**Record excerpts:**
★ ★ ★

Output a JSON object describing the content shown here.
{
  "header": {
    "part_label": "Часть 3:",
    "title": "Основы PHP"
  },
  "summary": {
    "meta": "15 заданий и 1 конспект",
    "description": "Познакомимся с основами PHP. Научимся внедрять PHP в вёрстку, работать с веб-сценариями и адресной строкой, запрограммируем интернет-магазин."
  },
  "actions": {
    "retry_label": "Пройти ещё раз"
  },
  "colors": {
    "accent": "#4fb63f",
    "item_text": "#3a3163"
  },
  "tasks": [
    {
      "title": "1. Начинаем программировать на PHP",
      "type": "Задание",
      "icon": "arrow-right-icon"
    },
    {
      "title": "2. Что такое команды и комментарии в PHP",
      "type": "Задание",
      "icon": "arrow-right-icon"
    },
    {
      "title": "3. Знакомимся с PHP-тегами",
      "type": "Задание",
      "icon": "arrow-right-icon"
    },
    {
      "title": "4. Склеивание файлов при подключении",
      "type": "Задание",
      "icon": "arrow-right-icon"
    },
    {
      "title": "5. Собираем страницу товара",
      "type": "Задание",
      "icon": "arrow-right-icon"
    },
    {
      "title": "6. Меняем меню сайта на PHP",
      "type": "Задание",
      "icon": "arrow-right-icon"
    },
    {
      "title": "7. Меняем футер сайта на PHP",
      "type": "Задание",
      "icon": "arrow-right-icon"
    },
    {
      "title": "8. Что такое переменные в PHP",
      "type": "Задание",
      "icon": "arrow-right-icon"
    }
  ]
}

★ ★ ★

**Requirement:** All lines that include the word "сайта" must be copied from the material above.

**Task answer:**
      "title": "6. Меняем меню сайта на PHP",
      "title": "7. Меняем футер сайта на PHP",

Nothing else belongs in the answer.